Data in this exercise Block Start
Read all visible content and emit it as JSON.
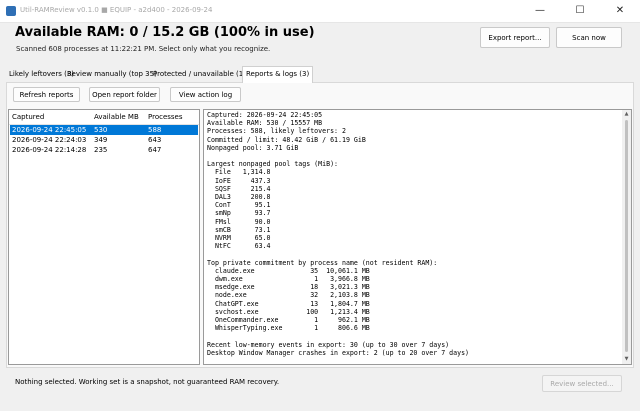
{
  "window": {
    "title": "Util-RAMReview v0.1.0  ■ EQUIP - a2d400 - 2026-09-24",
    "controls": {
      "minimize": "—",
      "maximize": "☐",
      "close": "✕"
    }
  },
  "header": {
    "title": "Available RAM: 0 / 15.2 GB    (100% in use)",
    "subtitle": "Scanned 608 processes at 11:22:21 PM. Select only what you recognize.",
    "export_label": "Export report...",
    "scan_label": "Scan now"
  },
  "tabs": [
    {
      "label": "Likely leftovers (3)"
    },
    {
      "label": "Review manually (top 35)"
    },
    {
      "label": "Protected / unavailable (13)"
    },
    {
      "label": "Reports & logs (3)",
      "active": true
    }
  ],
  "toolbar": {
    "refresh_label": "Refresh reports",
    "open_folder_label": "Open report folder",
    "action_log_label": "View action log"
  },
  "reports_list": {
    "columns": [
      "Captured",
      "Available MB",
      "Processes"
    ],
    "rows": [
      {
        "captured": "2026-09-24 22:45:05",
        "available_mb": "530",
        "processes": "588",
        "selected": true
      },
      {
        "captured": "2026-09-24 22:24:03",
        "available_mb": "349",
        "processes": "643"
      },
      {
        "captured": "2026-09-24 22:14:28",
        "available_mb": "235",
        "processes": "647"
      }
    ]
  },
  "report_text": "Captured: 2026-09-24 22:45:05\nAvailable RAM: 530 / 15557 MB\nProcesses: 588, likely leftovers: 2\nCommitted / limit: 48.42 GiB / 61.19 GiB\nNonpaged pool: 3.71 GiB\n\nLargest nonpaged pool tags (MiB):\n  File   1,314.8\n  IoFE     437.3\n  SQSF     215.4\n  DAL3     200.8\n  ConT      95.1\n  smNp      93.7\n  FMsl      90.0\n  smCB      73.1\n  NVRM      65.0\n  NtFC      63.4\n\nTop private commitment by process name (not resident RAM):\n  claude.exe              35  10,061.1 MB\n  dwm.exe                  1   3,966.8 MB\n  msedge.exe              18   3,021.3 MB\n  node.exe                32   2,103.8 MB\n  ChatGPT.exe             13   1,804.7 MB\n  svchost.exe            100   1,213.4 MB\n  OneCommander.exe         1     962.1 MB\n  WhisperTyping.exe        1     806.6 MB\n\nRecent low-memory events in export: 30 (up to 30 over 7 days)\nDesktop Window Manager crashes in export: 2 (up to 20 over 7 days)",
  "status": {
    "text": "Nothing selected. Working set is a snapshot, not guaranteed RAM recovery.",
    "review_label": "Review selected..."
  },
  "colors": {
    "selection": "#0078d7",
    "background": "#f0f0f0"
  }
}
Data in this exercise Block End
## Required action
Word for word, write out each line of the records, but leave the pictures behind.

## Completed task
Read all visible content and emit it as JSON.
{
  "window": {
    "title": "Util-RAMReview v0.1.0  ■ EQUIP - a2d400 - 2026-09-24",
    "controls": {
      "minimize": "—",
      "maximize": "☐",
      "close": "✕"
    }
  },
  "header": {
    "title": "Available RAM: 0 / 15.2 GB    (100% in use)",
    "subtitle": "Scanned 608 processes at 11:22:21 PM. Select only what you recognize.",
    "export_label": "Export report...",
    "scan_label": "Scan now"
  },
  "tabs": [
    {
      "label": "Likely leftovers (3)"
    },
    {
      "label": "Review manually (top 35)"
    },
    {
      "label": "Protected / unavailable (13)"
    },
    {
      "label": "Reports & logs (3)",
      "active": true
    }
  ],
  "toolbar": {
    "refresh_label": "Refresh reports",
    "open_folder_label": "Open report folder",
    "action_log_label": "View action log"
  },
  "reports_list": {
    "columns": [
      "Captured",
      "Available MB",
      "Processes"
    ],
    "rows": [
      {
        "captured": "2026-09-24 22:45:05",
        "available_mb": "530",
        "processes": "588",
        "selected": true
      },
      {
        "captured": "2026-09-24 22:24:03",
        "available_mb": "349",
        "processes": "643"
      },
      {
        "captured": "2026-09-24 22:14:28",
        "available_mb": "235",
        "processes": "647"
      }
    ]
  },
  "report_text": "Captured: 2026-09-24 22:45:05\nAvailable RAM: 530 / 15557 MB\nProcesses: 588, likely leftovers: 2\nCommitted / limit: 48.42 GiB / 61.19 GiB\nNonpaged pool: 3.71 GiB\n\nLargest nonpaged pool tags (MiB):\n  File   1,314.8\n  IoFE     437.3\n  SQSF     215.4\n  DAL3     200.8\n  ConT      95.1\n  smNp      93.7\n  FMsl      90.0\n  smCB      73.1\n  NVRM      65.0\n  NtFC      63.4\n\nTop private commitment by process name (not resident RAM):\n  claude.exe              35  10,061.1 MB\n  dwm.exe                  1   3,966.8 MB\n  msedge.exe              18   3,021.3 MB\n  node.exe                32   2,103.8 MB\n  ChatGPT.exe             13   1,804.7 MB\n  svchost.exe            100   1,213.4 MB\n  OneCommander.exe         1     962.1 MB\n  WhisperTyping.exe        1     806.6 MB\n\nRecent low-memory events in export: 30 (up to 30 over 7 days)\nDesktop Window Manager crashes in export: 2 (up to 20 over 7 days)",
  "status": {
    "text": "Nothing selected. Working set is a snapshot, not guaranteed RAM recovery.",
    "review_label": "Review selected..."
  },
  "colors": {
    "selection": "#0078d7",
    "background": "#f0f0f0"
  }
}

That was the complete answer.